NB: The same track is also used to good effect in The Blues Brothers during the Nazi chase scene as seen here.

6. The Full Monty : You Can Leave Your Hat On
Despite being a complete rip-off of the New Zealand play Ladies Night, The Full Monty was an international box-office smash success. The film finishes with the final striptease scene which left audiences, both ladies and gentlemen, in tears of laughter as the boys go 'all the way' to the sultry tones of Tom Jones.
See the scene here.

5. Wayne's World : Bohemian Rhapsody
Wayne: I'll think we'll go with a little Bohemian Rhapsody.
Garth : Good call.
And so we are introduced to the lovable Wayne and Garth, stars of the late night cable show Wayne's World. Heading into town, the lads and their friends sing-a-long to the beyond great Bohemian Rhapsody by Queen. Its always tricky to include such an iconic song in a movie but its inclusion in Waynes World even enhances its legendary status. It reminds us of its greatness during a cathartic six minutes. Now, whenever you listen to the song amongst others, its almost impossible NOT to nod your head vigorously at the climatic head-banging moment. Essential.
See the scene here.

4. Reservoir Dogs : Stuck In The Middle With You
Similarly to the great Martin Scorcese, Quentin Tarantino has a gift for choosing slightly off-beat but ultimately inspired songs to go with iconic scenes. Who can forget Son of a Preacher Man or Girl, You'll Be A Women Soon from Pulp Fiction. But surely the best has to be the bright and cheerful, Stuck In The Middle With You to accompany the sadistic Mr Blonde cutting off a cop's ear. The song is introduced by the laconic comedian, Steven Wright who sounds, as ever, incredibly excited by it all.
Check out the scene here. (WARNING: NOT FOR THE SQUEAMISH).
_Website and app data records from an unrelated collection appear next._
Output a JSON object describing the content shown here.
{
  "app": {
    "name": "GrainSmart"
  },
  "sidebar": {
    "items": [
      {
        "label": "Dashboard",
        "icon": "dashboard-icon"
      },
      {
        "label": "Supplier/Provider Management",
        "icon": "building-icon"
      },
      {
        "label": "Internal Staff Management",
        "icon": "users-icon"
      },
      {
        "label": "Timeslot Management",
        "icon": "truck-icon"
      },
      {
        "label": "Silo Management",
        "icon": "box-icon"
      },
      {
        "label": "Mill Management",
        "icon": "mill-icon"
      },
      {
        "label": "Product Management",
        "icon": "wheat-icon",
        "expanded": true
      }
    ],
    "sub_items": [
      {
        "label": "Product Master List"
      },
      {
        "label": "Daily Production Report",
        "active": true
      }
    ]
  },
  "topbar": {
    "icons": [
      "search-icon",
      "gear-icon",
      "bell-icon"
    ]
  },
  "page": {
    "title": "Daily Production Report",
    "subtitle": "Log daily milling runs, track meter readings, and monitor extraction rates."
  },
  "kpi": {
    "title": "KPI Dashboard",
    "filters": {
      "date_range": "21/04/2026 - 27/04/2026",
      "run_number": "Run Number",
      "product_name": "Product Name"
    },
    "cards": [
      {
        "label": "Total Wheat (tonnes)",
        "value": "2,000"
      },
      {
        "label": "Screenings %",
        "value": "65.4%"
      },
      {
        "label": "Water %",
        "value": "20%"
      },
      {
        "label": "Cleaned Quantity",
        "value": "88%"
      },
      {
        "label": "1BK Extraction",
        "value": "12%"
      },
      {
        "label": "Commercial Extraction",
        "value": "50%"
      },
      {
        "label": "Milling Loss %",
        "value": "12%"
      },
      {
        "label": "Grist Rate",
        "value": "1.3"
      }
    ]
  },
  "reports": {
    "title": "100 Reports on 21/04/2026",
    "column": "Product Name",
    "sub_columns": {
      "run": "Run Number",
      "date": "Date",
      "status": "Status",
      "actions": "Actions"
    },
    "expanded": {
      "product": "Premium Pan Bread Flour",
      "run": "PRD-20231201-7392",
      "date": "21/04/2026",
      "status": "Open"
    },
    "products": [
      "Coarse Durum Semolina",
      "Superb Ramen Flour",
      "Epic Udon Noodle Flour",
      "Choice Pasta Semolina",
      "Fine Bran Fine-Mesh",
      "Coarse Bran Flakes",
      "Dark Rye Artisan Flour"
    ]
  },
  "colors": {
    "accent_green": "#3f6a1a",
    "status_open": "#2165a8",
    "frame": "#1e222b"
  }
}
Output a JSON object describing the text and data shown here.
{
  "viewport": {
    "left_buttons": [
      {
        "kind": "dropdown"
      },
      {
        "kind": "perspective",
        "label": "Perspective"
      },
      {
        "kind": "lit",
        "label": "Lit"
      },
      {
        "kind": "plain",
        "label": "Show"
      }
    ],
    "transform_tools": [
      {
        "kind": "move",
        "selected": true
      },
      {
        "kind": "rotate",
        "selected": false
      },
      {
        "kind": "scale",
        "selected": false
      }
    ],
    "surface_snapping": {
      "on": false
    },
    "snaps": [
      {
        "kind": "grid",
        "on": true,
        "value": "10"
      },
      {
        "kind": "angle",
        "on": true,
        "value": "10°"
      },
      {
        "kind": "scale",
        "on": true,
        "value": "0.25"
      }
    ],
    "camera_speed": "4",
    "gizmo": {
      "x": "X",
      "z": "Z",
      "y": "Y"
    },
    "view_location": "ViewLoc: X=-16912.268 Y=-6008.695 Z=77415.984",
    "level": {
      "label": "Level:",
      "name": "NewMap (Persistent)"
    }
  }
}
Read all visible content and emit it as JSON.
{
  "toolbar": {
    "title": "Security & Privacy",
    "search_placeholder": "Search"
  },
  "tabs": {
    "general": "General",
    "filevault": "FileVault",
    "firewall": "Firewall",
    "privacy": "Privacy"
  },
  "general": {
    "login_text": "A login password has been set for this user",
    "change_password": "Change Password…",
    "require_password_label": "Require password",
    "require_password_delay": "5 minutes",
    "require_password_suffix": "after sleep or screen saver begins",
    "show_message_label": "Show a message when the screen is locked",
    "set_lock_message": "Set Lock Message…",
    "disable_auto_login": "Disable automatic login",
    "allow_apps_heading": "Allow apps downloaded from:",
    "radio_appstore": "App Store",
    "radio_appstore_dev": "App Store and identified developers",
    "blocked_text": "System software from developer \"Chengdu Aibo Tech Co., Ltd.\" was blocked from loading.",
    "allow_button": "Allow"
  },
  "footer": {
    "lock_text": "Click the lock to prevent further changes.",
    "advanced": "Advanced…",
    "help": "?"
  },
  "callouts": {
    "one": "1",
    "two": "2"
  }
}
3. Rocky : Gonna Fly Now
Inarguably one of the most inspirational theme songs ever which perfectly captures the 100 - 1 longshot story of the film. I simply love the part where the camera tracks him jogging, then running, and finally sprinting down the pier. Great stuff. Makes me want to get up and go running hard right now!
Check out the scene here.

2. 2001 : Blue Danube
A ground-breaking film in a number of ways, 2001 also notably accompanied stunning visual sequences with elegant pieces of familiar classical music. The most brilliant is the use of the Johann Strauss II's Blue Danube during the shuttle docking scene. It seems a strange choice at first. Kubrick initially commissioned a composer to write a movie score before determining that audiences might find the visual images somewhat disconcerting and disorientating. He thus theorized that they might be more comforted if such images were accompanied by familiar music. The Blue Danube is an inspired choice, accompanying space ships dancing to a timeless waltz played out in the vacuum of space.
Check out the scene here.

and the No 1. top use of music in films is:

1. Tiny Dancer - Almost Famous
One of the finest movies of the Noughties, Almost Famous is the brilliant film outlining the semi-autobiographical tale of a young writer joining a band on a road trip. Along the way, it somehow manages to distil the story of rock's corporatisation, the travails of struggling bands and what it was like to grow up in the 70s. But, at its essence, it understands what we love most about music. And no scene demonstrates this better than the bus scene when Russell is brought back onto the bus after a night out on LSD. The bus moves away and the delicate piano arpeggio of Elton John's Tiny Dancer starts up. Slowly, the band starting singing along with the verses until everyone is loudly singing the chorus all together. Music, if nothing else, brings people together. No matter your age, colour, creed or credit history, we all have a love of music in common. So combine a great movie, a great scene and a great song, and you have the best movie musical moment of all time.
Check out the unforgettable scene here.

I think this Top 10 is bound to be controversial and there is no objective test for what is a great movie musical moment. But which ones have I missed (apart from Ferris himself who is almost certainly somewhere in Top 5!) Leave a comment or email me with your thoughts on the best musical moments in films.

Thats all for another month.


1 comment:

Rob said...

Nice, but no Bond?